As coronavirus transmission remains low and the vaccination rate rises, the City plans to open public pools and start youth summer programs soon.
The coronavirus pandemic shut pools down all of last year, but this year, most will open. Interim Parks and Recreation Manager Sara Sharp told City Council members Wednesday that only 18 out of the 26 of the City’s pools will open this summer, and start dates will be staggered. On May 8, six pools will open. On June 5, another six will open. And the final third will open on July 2.
That could change depending on how many lifeguards the Parks and Recreation Department can hire.
“We’re constantly hiring, but the opening of the pools will be contingent on us being able to do it safely because that’s the only way we can open those pools,” Sharp said.
All 18 pools will be open on weekends but have varied hours during the week.
The Parks and Recreation Department will also begin signing up area children between the ages of 6 and 14 for summer programs, operating at 21 parks and nine school sites. In a typical year, summer programs run for eight weeks between June and August, Sharp said. However, this year, the Parks Department kept in mind changing school schedules when planning its summer programming.
“We of course want to make sure the program is accessible for parents so when the kids are out of school we have that time for kids to come into our centers, and we’ll keep them busy and active,” Sharp said. “So this year … the school district started some fun calendar for us. Some schools get out at the end of May, some go through the middle of June, which is really late for us.”
Some of the summer program locations will start on June 7, others on June 14, and even more on June 28, Sharp said. The department hopes that having staggered program start dates will allow parents to enroll their children whenever the school semester may end for them.
The Parks department will still be enforcing coronavirus prevention measures, such as social distancing and mask-wearing, Sharp said. Last summer, the Parks department was able to run day camps at eight different locations in partnership with the San Antonio Metropolitan Health District, which aided in establishing public health protocols.
Because of social distancing and the fact that there are fewer locations in use than in previous years for the Parks and Recreation youth summer program, the department anticipates enrolling fewer kids than usual, Director Homer Garcia III said.

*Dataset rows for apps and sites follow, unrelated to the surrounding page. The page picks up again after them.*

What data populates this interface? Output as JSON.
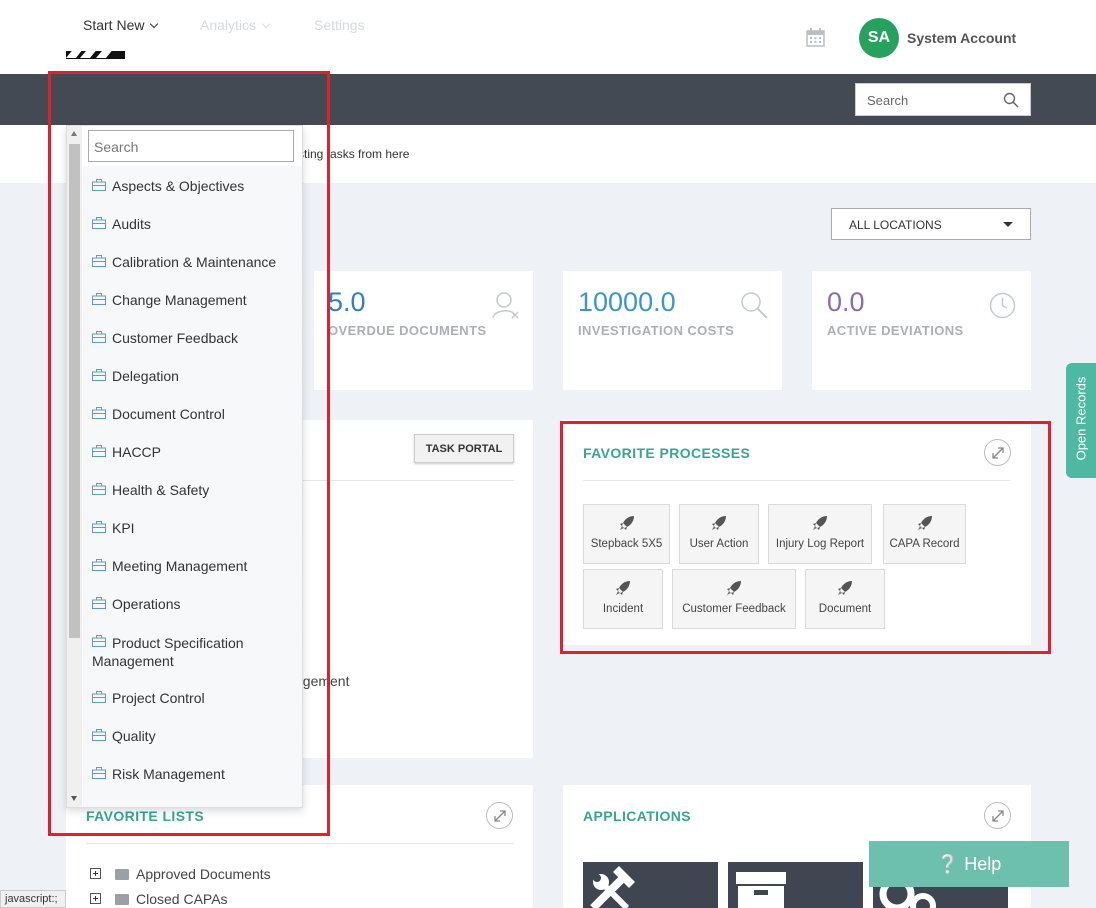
{
  "header": {
    "account_initials": "SA",
    "account_name": "System Account"
  },
  "nav": {
    "start_new": "Start New",
    "analytics": "Analytics",
    "settings": "Settings",
    "search_placeholder": "Search"
  },
  "subbar": {
    "text": "sting tasks from here"
  },
  "location_select": {
    "value": "ALL LOCATIONS"
  },
  "stats": [
    {
      "value": "5.0",
      "label": "OVERDUE DOCUMENTS",
      "icon": "user-x-icon",
      "color": "#2f7fc1"
    },
    {
      "value": "10000.0",
      "label": "INVESTIGATION COSTS",
      "icon": "search-icon",
      "color": "#3c95d1"
    },
    {
      "value": "0.0",
      "label": "ACTIVE DEVIATIONS",
      "icon": "clock-icon",
      "color": "#8a6bb0"
    }
  ],
  "task_panel": {
    "button": "TASK PORTAL",
    "partial_texts": [
      "e",
      "agement"
    ]
  },
  "favorite_processes": {
    "title": "FAVORITE PROCESSES",
    "items": [
      "Stepback 5X5",
      "User Action",
      "Injury Log Report",
      "CAPA Record",
      "Incident",
      "Customer Feedback",
      "Document"
    ]
  },
  "favorite_lists": {
    "title": "FAVORITE LISTS",
    "items": [
      "Approved Documents",
      "Closed CAPAs"
    ]
  },
  "applications": {
    "title": "APPLICATIONS"
  },
  "help": {
    "label": "Help"
  },
  "open_records": {
    "label": "Open Records"
  },
  "status_bar": {
    "text": "javascript:;"
  },
  "dropdown": {
    "search_placeholder": "Search",
    "items": [
      "Aspects & Objectives",
      "Audits",
      "Calibration & Maintenance",
      "Change Management",
      "Customer Feedback",
      "Delegation",
      "Document Control",
      "HACCP",
      "Health & Safety",
      "KPI",
      "Meeting Management",
      "Operations",
      "Product Specification Management",
      "Project Control",
      "Quality",
      "Risk Management"
    ]
  },
  "colors": {
    "accent": "#36a591",
    "nav_bg": "#434a54",
    "highlight": "#e0202d",
    "avatar": "#27a25e"
  }
}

“We typically have between 35 to 40 school sites, so we are significantly reduced in the number of school sites,” he said. “The other thing is we’ve reduced the quantity per site because we’re trying to be mindful of being able to social distance. So where a site may pre-pandemic had been at, say, 125, we may be at 62 [kids].”
Like before, if the program fills up before families who want to enroll their kids can do so, they will be put on a waitlist, Garcia added.
Families will pay a reduced fee for the summer program, said Nikki Ramos, assistant director of Parks and Recreation. The enrollment fee is $25 for one child, $40 for two, and $55 for three or more. That includes all of the program activities and meals, she said.
“Last year was free,” Ramos said. “This year we decided it was best to just offer the reduced fee with no income verification required.”
The signup for youth summer programs has not opened yet, but more details can be found on the Parks and Recreation website here. For people who want to register in-person, they can go to any of the 12 currently open community centers or the Ron Darner Headquarters located at 5800 Enrique Barrera Parkway.